The insistence of Leander's feminine beauty, not once but twice in this poem, is seen by some critics as evidence of Marlowe's homosexuality. It may well be, but this convention of the allure young men have for other men is evident in the original story, not invented Marlowe. The classical world was much more accustomed to references to homosexuality than the Elizabethan Christian world of Marlowe. He delights in it, however, lingering lovingly on descriptions of Leander (a full forty lines on Leander's description alone, compared with forty-five on Hero, though her description is as much about her dress as her person) and his attractiveness. The importance placed on Leander's attractiveness, however, is more than is usual in poems of this type. It is easy to see how Marlowe may have been putting some of his own feelings into the poem.

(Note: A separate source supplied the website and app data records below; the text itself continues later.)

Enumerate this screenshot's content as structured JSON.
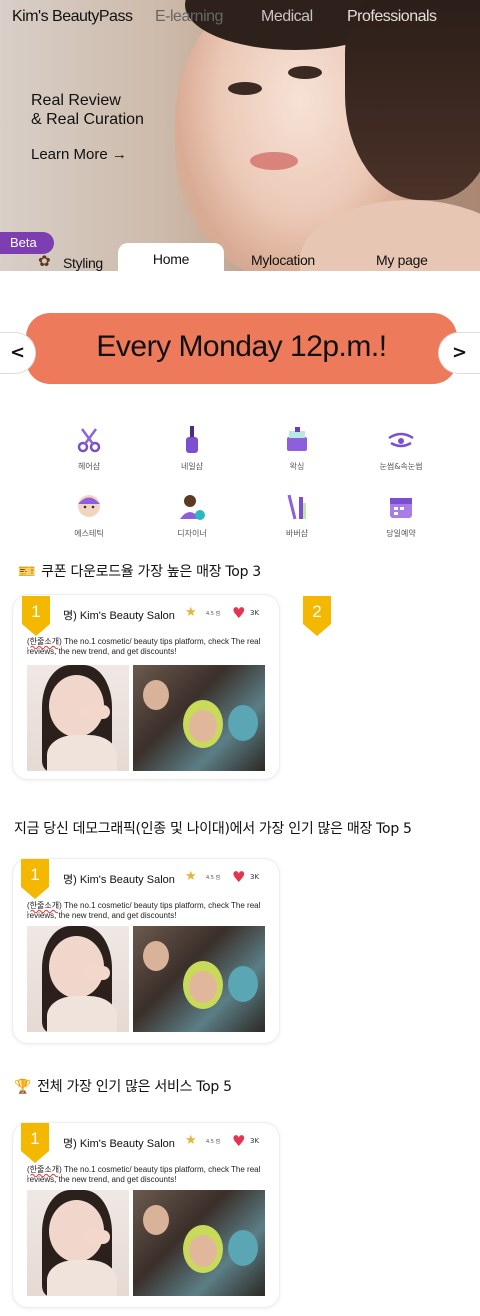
{
  "topnav": {
    "brand": "Kim's BeautyPass",
    "elearning": "E-learning",
    "medical": "Medical",
    "professionals": "Professionals"
  },
  "hero": {
    "headline_line1": "Real Review",
    "headline_line2": "& Real Curation",
    "cta": "Learn More →"
  },
  "beta": "Beta",
  "tabs": {
    "styling": "Styling",
    "home": "Home",
    "mylocation": "Mylocation",
    "mypage": "My page"
  },
  "banner": {
    "text": "Every Monday 12p.m.!",
    "prev": "<",
    "next": ">",
    "color": "#ec7a5b"
  },
  "categories": [
    {
      "label": "헤어샵",
      "icon": "scissors-icon"
    },
    {
      "label": "네일샵",
      "icon": "nail-polish-icon"
    },
    {
      "label": "왁싱",
      "icon": "wax-icon"
    },
    {
      "label": "눈썹&속눈썹",
      "icon": "eyelash-icon"
    },
    {
      "label": "에스테틱",
      "icon": "face-mask-icon"
    },
    {
      "label": "디자이너",
      "icon": "designer-icon"
    },
    {
      "label": "바버샵",
      "icon": "barber-icon"
    },
    {
      "label": "당일예약",
      "icon": "calendar-icon"
    }
  ],
  "sections": [
    {
      "title": "쿠폰 다운로드율 가장 높은 매장 Top 3",
      "card": {
        "rank": "1",
        "name": "명) Kim's Beauty Salon",
        "rating": "4.5 점",
        "likes": "3K",
        "tag": "(한줄소개)",
        "desc": " The no.1 cosmetic/ beauty tips platform, check The real reviews, the new trend, and get discounts!"
      },
      "second_rank": "2"
    },
    {
      "title": "지금 당신 데모그래픽(인종 및 나이대)에서 가장 인기 많은 매장 Top 5",
      "card": {
        "rank": "1",
        "name": "명) Kim's Beauty Salon",
        "rating": "4.5 점",
        "likes": "3K",
        "tag": "(한줄소개)",
        "desc": " The no.1 cosmetic/ beauty tips platform, check The real reviews, the new trend, and get discounts!"
      }
    },
    {
      "title": "전체 가장 인기 많은 서비스 Top 5",
      "card": {
        "rank": "1",
        "name": "명) Kim's Beauty Salon",
        "rating": "4.5 점",
        "likes": "3K",
        "tag": "(한줄소개)",
        "desc": " The no.1 cosmetic/ beauty tips platform, check The real reviews, the new trend, and get discounts!"
      }
    }
  ],
  "colors": {
    "accent_purple": "#7c3eb0",
    "badge_yellow": "#f5b800",
    "heart_red": "#e8334f"
  }
}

On the negative side, the courtship of Leander by Neptune is both explicit and disturbing, because Leander is frightened, does not desire the attention, and doesn't exactly know what is happening. He is nearly drowned, and cannot imagine what this god would want from him. Leander shows his sexual ignorance by insisting that he is not a woman. This is not the only instance of his extreme naiveté; later, Leander he does not understand what it to be done to consummate his relationship with Hero. This extreme sexual innocence is common in classical poems (such as Daphnis and Chloe) and was considered by the Romans especially to be an interesting subject for a love-poem. This is not a common theme in Elizabethan poetry, so Marlowe took this from Musaeus.
The joyous meeting and reunion of the lovers is love-poetry of a particularly effective kind. The emphasis is on the looks in the eyes of the lovers, the words they speak, the embraces they attempt. The realistic touches (such as Leander attempting, by sophistry, to convince Hero to sleep with him) are charming, and remind the reader that these two are not simply iconic lovers from the distant past. Hero and Leander are compelling because their reactions (even the less-than-truthful words of Hero, as she attempts to hold off Leander) are innocent and based on universal human emotions. Marlowe took a story from Greek myths intact, but made the characters believable to an Elizabethan audience.